By Rabbi Ari Enkin, Rabbinic Director, United with Israel

We currently find ourselves during the period known as “Sefirat Ha’omer” the 50 days between Passover and Shavuot.

We are required to verbally count each of these 50 days every night (49, actually. We don’t count the 50th day…we just begin the holiday of Shavuot celebrations!) As the Torah says: “And you shall count for yourselves from the day after the Shabbat (referring to the first day of Passover), from the day that you bring the Omer [the annual barely offering]…seven complete weeks there shall be…you shall count fifty days (Leviticus 23:15-16).

So there you go. Every night we count up towards the holiday of Shavuot.

There is some discussion, however, whether the mitzva to count the Omer each night is a biblical mitzva or rabbinic one. That’s because there is a view that the mitzva is only truly binding when there is a functioning Temple in Jerusalem. Now that the Temple has been destroyed, most sources insist that although there is still a mitzva to count each night, the mitzva is of a rabbinic level.

Not only are the days counted but the weeks are also counted separately.

So, for example, for the first seven days we count saying: “Today is the… day of the Omer.” But from the seventh day onward the count changes to something like this: “Today is seven days which is one week of the Omer”. And on the eight day, “Today is eight days which is one week and one day of the Omer” and so on. After the count a short prayer for the rebuilding of the Temple in Jerusalem is recited.

There are a number of reasons why we count these days. As mentioned, it is a count between the holiday of Passover and Shavuot.

But on a deeper and more important level it is a count to the day we received the Torah. The Jewish people were taken out of slavery on Passover and were given the Torah 50 days later on Shavuot. Every year on Shavuot we re-create that moment and try to re-live it. For example, many people stay up all night on Shavuot and recite the morning prayers at sunrise at which time we read the story of the Revelation at Sinai which was said to have happened at sunrise.

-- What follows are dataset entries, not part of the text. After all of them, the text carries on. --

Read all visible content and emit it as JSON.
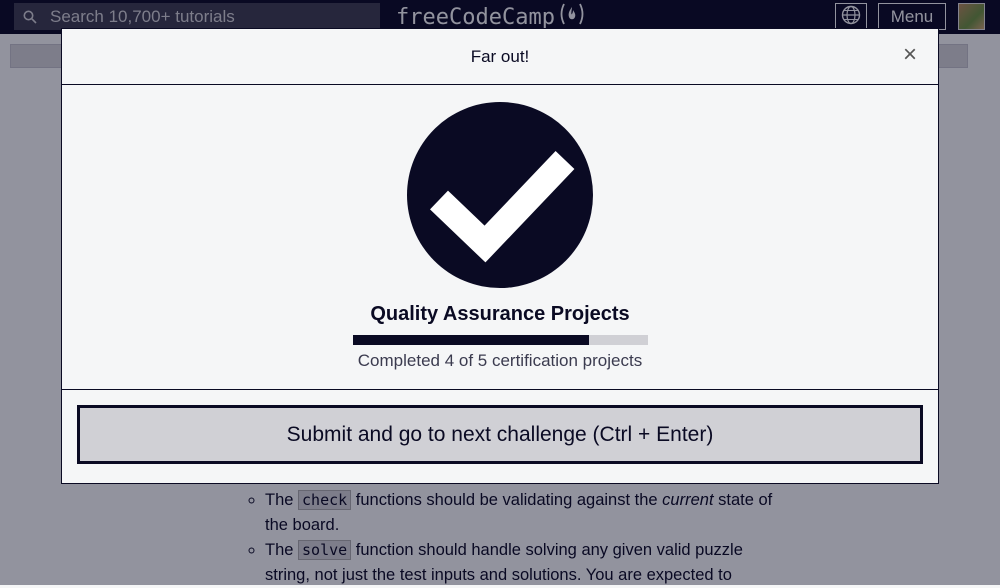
{
  "navbar": {
    "search_placeholder": "Search 10,700+ tutorials",
    "brand": "freeCodeCamp",
    "menu_label": "Menu"
  },
  "background": {
    "items": [
      {
        "pre": "The",
        "code": "check",
        "mid": "functions should be validating against the",
        "em": "current",
        "post": "state of the board."
      },
      {
        "pre": "The",
        "code": "solve",
        "mid": "function should handle solving any given valid puzzle string, not just the test inputs and solutions. You are expected to",
        "em": "",
        "post": ""
      }
    ]
  },
  "modal": {
    "title": "Far out!",
    "close_label": "×",
    "cert_title": "Quality Assurance Projects",
    "progress_text": "Completed 4 of 5 certification projects",
    "progress": {
      "completed": 4,
      "total": 5
    },
    "submit_label": "Submit and go to next challenge (Ctrl + Enter)"
  },
  "colors": {
    "primary": "#0a0a23",
    "background": "#f5f6f7",
    "button": "#d0d0d5"
  }
}
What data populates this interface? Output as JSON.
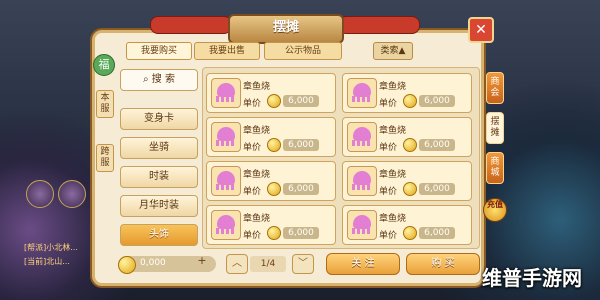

Another reason we count these 50 days is to work on ourselves — improve our character traits and the way we treat others. Observing the Torah does not just mean behaving properly towards God. We must behave towards our fellow man in an even greater manner.

Our sages teach us that we are to work on ourselves during these days and be able to show something for ourselves and for our behavior when we “accept” the Torah upon ourselves on Shavuot. There are many “Omer Period” self-help guides on improving ourselves with emphasis on working on different attributes every day along with a theme of the week.

Let us use these days to improve our character traits, personalities, and how we get along of others. May we be able to declare to God and ourselves on Shavuot that we truly deserve to receive the Torah and share its message with the world.